It would have been the biggest tree alive today had it not been so ignominiously felled in 1890 – reputedly to satisfy a drunken bet about making a table big enough to seat 40 guests from a single slice of tree-trunk.
But after a century of being left for dead, a giant redwood that grew as tall as a 30-storey building over the course of nearly 4,000 years in northern California is about to be reborn as a clone planted on the coast of Cornwall, possibly as early as this spring.
Scientists have managed to cultivate cuttings from the Fieldbrook Redwood Stump, which is 35ft (10.7m) in diameter, and 10 of its clones are now growing as knee-high saplings in the plant nursery at the Eden Project, near St Austell, as part of an ambitious plan to propagate and replant some of the oldest trees in America and Britain.
Sir Tim Smit, executive vice-chairman of the Eden Project, will reveal details of the tree-regeneration programme this week, including the planting of another 99 clones from 10 ancient American redwoods that were imported at the end of last year.
“The notion of putting back trees that have their own story has huge appeal,” Sir Tim said. “There are lots of ancient trees in Britain that have a piece of history attached to them.” The 100 cloned saplings are a mixture of redwood species.
The Fieldbrook stump is a Californian coast redwood, but others include the famous giant sequoia redwoods, which include the largest living tree, the 275ft General Sherman in California’s Sequoia National Park. It is said that the Fieldbrook tree was felled under the orders of William Waldorf Astor, a wealthy American living in Britain, who became embroiled in a bar-room bet about making a table seating 40 from a single cross-section of a tree.
Lord Astor certainly had a giant tree slice imported to Cliveden, his stately home in Buckinghamshire, but when he was alive he vowed to sue anyone who repeated the story.

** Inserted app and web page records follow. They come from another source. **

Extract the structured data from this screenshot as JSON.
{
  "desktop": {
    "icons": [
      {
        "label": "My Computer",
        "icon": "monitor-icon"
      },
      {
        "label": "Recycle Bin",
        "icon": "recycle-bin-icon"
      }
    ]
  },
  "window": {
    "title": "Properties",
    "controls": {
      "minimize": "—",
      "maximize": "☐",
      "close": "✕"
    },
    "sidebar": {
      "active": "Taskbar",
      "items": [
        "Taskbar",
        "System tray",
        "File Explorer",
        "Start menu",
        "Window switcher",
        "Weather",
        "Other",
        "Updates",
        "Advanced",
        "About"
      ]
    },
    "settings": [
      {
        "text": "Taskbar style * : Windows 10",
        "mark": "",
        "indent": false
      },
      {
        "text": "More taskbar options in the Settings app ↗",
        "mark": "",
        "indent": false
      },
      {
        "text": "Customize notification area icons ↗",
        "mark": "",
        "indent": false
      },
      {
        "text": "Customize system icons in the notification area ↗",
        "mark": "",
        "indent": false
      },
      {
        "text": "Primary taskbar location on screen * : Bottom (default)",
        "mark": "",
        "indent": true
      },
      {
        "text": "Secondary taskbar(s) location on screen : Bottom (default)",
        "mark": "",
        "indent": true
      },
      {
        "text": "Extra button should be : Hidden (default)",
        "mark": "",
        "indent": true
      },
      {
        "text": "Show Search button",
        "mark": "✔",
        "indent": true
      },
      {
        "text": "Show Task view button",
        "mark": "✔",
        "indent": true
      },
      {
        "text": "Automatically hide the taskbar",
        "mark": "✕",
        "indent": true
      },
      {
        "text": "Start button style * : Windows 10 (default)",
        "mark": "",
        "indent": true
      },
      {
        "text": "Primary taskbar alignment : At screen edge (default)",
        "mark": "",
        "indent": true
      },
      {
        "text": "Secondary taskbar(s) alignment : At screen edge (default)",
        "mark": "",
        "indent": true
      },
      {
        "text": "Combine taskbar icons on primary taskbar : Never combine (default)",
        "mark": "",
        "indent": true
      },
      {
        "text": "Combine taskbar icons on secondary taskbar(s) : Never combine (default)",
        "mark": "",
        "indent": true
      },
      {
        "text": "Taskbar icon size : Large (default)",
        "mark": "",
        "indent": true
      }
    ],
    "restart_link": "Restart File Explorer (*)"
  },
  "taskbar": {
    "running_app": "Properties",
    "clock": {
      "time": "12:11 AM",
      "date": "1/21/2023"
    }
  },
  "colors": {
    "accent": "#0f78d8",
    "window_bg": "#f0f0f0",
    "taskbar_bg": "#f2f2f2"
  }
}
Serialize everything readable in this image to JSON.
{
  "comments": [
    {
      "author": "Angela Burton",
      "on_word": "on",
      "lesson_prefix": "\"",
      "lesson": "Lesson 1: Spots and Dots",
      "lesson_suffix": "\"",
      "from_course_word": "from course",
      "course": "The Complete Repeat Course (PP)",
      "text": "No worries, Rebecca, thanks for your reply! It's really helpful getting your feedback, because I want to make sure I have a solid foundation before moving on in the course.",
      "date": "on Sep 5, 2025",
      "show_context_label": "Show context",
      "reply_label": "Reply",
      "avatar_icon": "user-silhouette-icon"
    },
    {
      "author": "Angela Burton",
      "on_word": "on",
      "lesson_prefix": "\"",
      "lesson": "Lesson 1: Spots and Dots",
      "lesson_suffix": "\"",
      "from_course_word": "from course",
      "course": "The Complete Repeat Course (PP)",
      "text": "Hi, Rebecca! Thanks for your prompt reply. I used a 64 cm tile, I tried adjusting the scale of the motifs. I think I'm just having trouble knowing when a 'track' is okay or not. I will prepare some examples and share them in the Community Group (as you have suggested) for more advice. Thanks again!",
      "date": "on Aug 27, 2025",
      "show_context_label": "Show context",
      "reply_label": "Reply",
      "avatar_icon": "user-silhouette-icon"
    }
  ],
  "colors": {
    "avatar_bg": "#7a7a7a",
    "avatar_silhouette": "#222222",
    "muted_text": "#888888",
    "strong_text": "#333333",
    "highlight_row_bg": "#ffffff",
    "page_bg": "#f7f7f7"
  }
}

“He probably realised that killing something that was nearly 4,000 years old for a bet didn’t really reflect very well on him,” Sir Tim said. “There’s not much dispute that the Fieldbrook stump and the redwood slice at Cliveden is the same tree, but it would be fun to carry out a DNA test to prove it.”
The Fieldbrook stump and the other nine ancient redwoods were successfully cloned by US researchers at the Archangel Ancient Tree Archive, an organisation set up by a former biker-gang member, David Milarch, who is visiting the Eden Project this week to advise on a similar scheme to propagate Britain’s ancient trees. “The climate in Cornwall and at Eden is perfect for redwoods, which helps fight climate change by storing fast amounts of carbon,”Mr Milarch said. “This new plantation will be a library of the tallest, oldest living things on Earth.” The redwoods will be planted on high ground looking out over the Atlantic. Sir Tim said: “Planting saplings which could exceed the height of a 30-storey building and live for 4,000 years requires a different kind of planning. The grove of redwoods will be an amazing and lasting enhancement to our global garden here at Eden, and a totem of hope for generations to come.”
Join our new commenting forum
Join thought-provoking conversations, follow other Independent readers and see their replies